Generally, businesses are financed through debt (borrowing) and/or equity (owner’s or shareholder’s contribution). Financial transactions between related parties have become a key focus area of Transfer Pricing, as a result of the recent OECD updates and various global tax authority (including SARS) releases.

Why are tax authorities concerned about debt-financing from related persons?
Debt attracts interest and interest is typically a deductible expense. More debt will mean more interest which could reduce or erode the taxable base or profit of the entity concerned and, consequently, lower the amount of tax Revenue Authorities can collect.

Secondly, the tax authority cares about the quantum and terms of the debt. Why? Because if the quantum of the debt is not considered supportable (arm’s length), the corresponding interest deductions are also likely not supportable.

Behind the scenes, different and complex analyses have to be performed to support the quantum of debt and the interest rates paid by (and to) related parties. The latest updates regarding financial transactions also must be considered to obtain a completed analysis for transfer pricing purposes.

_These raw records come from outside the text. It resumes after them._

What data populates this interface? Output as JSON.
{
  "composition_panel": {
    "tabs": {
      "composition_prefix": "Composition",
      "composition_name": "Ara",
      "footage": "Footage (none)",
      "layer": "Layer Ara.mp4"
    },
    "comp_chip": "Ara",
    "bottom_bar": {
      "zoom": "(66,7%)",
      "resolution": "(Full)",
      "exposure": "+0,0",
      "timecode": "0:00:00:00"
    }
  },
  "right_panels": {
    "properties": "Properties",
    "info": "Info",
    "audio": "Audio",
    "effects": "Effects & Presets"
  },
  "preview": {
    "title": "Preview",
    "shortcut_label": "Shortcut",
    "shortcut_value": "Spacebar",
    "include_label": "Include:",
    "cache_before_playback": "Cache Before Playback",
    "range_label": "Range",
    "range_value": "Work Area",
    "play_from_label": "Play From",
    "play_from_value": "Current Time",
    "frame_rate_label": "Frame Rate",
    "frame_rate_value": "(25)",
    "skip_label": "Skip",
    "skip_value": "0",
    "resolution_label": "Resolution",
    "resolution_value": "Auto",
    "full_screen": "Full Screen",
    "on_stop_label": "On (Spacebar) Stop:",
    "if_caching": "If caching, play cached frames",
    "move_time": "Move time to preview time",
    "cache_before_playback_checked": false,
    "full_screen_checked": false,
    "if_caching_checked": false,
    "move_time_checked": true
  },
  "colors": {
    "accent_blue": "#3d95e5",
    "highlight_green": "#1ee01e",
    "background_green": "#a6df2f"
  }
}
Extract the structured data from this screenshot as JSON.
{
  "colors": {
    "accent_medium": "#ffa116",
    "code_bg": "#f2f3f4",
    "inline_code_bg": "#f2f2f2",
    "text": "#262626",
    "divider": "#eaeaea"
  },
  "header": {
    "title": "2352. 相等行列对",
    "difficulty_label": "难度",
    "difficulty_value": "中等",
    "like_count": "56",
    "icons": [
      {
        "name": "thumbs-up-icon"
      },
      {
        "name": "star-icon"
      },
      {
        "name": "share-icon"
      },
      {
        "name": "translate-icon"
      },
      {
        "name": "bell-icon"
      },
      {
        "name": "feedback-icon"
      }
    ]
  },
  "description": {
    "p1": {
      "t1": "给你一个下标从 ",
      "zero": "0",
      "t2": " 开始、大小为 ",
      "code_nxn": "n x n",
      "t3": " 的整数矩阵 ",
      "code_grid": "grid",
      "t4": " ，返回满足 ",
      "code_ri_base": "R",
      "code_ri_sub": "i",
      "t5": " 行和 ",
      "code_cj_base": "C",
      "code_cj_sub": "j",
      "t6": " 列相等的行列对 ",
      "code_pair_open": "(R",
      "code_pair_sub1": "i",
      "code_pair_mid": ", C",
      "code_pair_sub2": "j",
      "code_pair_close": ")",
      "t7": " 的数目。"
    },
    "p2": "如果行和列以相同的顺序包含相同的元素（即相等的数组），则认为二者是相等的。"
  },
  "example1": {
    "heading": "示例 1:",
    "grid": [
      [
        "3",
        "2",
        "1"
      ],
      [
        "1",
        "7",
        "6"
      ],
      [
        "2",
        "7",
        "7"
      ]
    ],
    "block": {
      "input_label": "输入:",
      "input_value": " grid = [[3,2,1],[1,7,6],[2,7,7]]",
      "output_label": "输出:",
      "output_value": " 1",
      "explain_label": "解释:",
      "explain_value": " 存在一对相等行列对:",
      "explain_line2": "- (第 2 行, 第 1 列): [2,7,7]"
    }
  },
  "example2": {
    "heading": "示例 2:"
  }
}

Heads Up! Life after LIBOR
Most of third party and intercompany loans were historically issued based on LIBOR (London Interbank Offered Rate). However, everything began to change with the financial crisis of 2008, as regulators grew wary of overreliance on that particular benchmark for two main reasons. For one, the LIBOR is based largely on estimates from global banks who are surveyed and not necessarily on actual transactions.

On the other hand, banking regulations after the financial crisis meant that there was less interbank borrowing happening, prompting some officials to express concern that the limited volume of trading activity made the LIBOR even less reliable.

And now? The LIBOR and the SOFR (Secured Overnight Financing Rate) will coexist until 2023. Thereafter, the SOFR will supplant the LIBOR as the dominant benchmark for dollar-denominated derivatives and credit products.

Get the basics right! Transfer mispricing and claiming deduction of excessive interest expenses can lead to tax and transfer pricing adjustments.

We can help you benchmark appropriate interest rates and perform debt carrying capacity analysis to ensure adequate and robust support is in place for your intragroup financial transactions.

loss-making and debt-laden subsidiaries

How can we help?

How you structure your business is a critical question as you expand globally.  The right structure will protect your assets, improve your currency position, support your business operations, facilitate future business expansion and changes, and optimise your overall tax rate. Trying to unscramble a sub-optimal structure entered into in haste or without full consideration of relevant facts is complex and expensive, so it’s important to plan upfront.

Structuring an international business is both a science and an art – this is our specialist area of expertise. Regan van Rooy is an international tax and structuring advisory firm focussing on Africa. We have offices in South Africa, Mauritius and Ireland and we can help you with any international tax or structuring query.